• 43°

Across the Pastor’s Desk: Welcome to the wonder of “Amen”

Across the Pastor’s Desk by Todd Walsh

We end our prayers with, “Amen.”  It is a pretty much a universal usage. And we know what it means. The prayer is over.

Todd Walsh

I have more than once seen people doze off during prayers. Space fortunately does not on this occasion accommodate commentary on my prayers. But once the “Amen” comes out there is a pattern to stir and repeat the “Amen!”

But maybe there is a lesson in the waking at the end of a prayer. Perhaps that is the point. Prayer is indeed conversation with God and opportunity to make requests of our Lord. But is not prayer also the end of words and the beginning of action?

We can pray for someone who is ill and then recall that a visit or call is good medicine. We can pray about forgiving someone and find the strength to bring forgiveness to life in our own actions. Our hands may be folded during a prayer, but they can be ready for action when the prayer is ended.

We have a habit of saying that we agree with something said by speaking up with a loud, “Amen!” It is a way of saying, “Yes, I agree with what you said.” Or better yet, “Ain’t that the truth!”  Our use of the word outside the setting of prayer reveals the meaning of the word. “Amen” means to believe that something is true. That’s why we say “Amen” in affirmation to what we have just heard

Consider the meaning of “Amen” for our prayers. To speak it at the end of a prayer is to believe it to be so or will be so. It is a statement of confidence and faith. It can also be the beginning of our making that request of that “Amen” become a new reality.

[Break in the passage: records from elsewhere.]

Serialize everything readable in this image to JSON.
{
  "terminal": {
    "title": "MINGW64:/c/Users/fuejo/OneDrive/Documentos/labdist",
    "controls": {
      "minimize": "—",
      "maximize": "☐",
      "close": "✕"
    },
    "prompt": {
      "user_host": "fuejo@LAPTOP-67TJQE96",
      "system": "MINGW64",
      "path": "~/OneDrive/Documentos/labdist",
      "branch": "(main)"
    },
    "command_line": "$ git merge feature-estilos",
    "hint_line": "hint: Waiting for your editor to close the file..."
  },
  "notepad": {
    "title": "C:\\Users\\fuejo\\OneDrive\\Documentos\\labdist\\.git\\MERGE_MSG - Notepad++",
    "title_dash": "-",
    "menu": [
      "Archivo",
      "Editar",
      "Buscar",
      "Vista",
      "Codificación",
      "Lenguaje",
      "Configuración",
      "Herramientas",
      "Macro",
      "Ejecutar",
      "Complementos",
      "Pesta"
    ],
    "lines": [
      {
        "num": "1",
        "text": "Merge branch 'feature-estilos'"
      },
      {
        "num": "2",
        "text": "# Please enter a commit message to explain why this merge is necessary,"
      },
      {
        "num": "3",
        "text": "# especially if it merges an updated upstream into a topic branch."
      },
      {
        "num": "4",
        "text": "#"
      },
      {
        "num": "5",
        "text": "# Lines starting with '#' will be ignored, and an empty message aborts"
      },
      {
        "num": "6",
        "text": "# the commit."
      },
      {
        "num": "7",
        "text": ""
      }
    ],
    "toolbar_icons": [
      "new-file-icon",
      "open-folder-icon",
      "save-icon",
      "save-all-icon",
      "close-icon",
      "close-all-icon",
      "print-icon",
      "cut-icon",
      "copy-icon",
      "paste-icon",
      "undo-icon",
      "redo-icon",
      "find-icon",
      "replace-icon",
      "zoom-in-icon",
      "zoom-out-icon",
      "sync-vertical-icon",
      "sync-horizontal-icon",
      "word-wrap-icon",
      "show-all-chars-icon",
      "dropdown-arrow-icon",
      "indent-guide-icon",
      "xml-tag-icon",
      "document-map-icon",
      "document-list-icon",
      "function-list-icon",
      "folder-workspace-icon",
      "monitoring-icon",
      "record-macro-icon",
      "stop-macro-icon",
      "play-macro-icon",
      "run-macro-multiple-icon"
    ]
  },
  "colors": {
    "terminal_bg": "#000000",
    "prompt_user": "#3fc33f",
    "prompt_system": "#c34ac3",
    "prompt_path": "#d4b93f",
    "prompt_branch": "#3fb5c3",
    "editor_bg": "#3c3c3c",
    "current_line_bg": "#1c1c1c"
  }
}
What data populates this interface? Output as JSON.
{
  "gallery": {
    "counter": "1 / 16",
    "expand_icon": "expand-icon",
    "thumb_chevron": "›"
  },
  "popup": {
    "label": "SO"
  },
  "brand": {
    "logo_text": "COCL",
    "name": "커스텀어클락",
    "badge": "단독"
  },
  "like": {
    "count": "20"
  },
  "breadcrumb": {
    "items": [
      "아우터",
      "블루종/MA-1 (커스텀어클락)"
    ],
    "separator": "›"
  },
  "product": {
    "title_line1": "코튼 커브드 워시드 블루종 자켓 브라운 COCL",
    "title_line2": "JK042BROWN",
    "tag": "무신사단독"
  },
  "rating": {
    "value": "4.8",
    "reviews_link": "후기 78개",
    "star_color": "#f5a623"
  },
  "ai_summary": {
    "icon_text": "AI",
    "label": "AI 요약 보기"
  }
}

Recall also one of the petitions we pray in the Lord’s Prayer. “Thy will be done on earth as it is in heaven.” That is a remarkable request. First, we are asking that another reality come to us. It is quite another thing that the other reality is heaven sent. There is more.  If that altered reality is from heaven, then God is in charge. We are not.  And that is good news.

To pray “Amen” is to be open to that new reality and to give control and credit to the God who brings it. “Amen” is a four-letter word with quite a punch. And that is a good thing.

Jesus will on occasion in John’s gospel preface his words with a phrase.  He will say, “Truly, I say to you…” Another form of it is, “Truly, truly, I say to you…” Our translators are trying to decide what to do with a common phrase of that time. The phrase is literally, “Amen, amen, I say to you…” You can see the usage in play. Jesus knows “Amen” speaks of certainty. And he employs that word to make a point.  He might as well be saying, “Hey! Listen up!” He is introducing a new reality.

Welcome to the wonder of “Amen.” It marks the end of a prayer but also new beginnings. It is a great word. It welcomes a new and great reality. And it is the welcome we offer to our God to enter our lives and bring that new reality into being.

Todd Walsh is director of spiritual care services at Thorne Crest Senior Living Community in Albert Lea.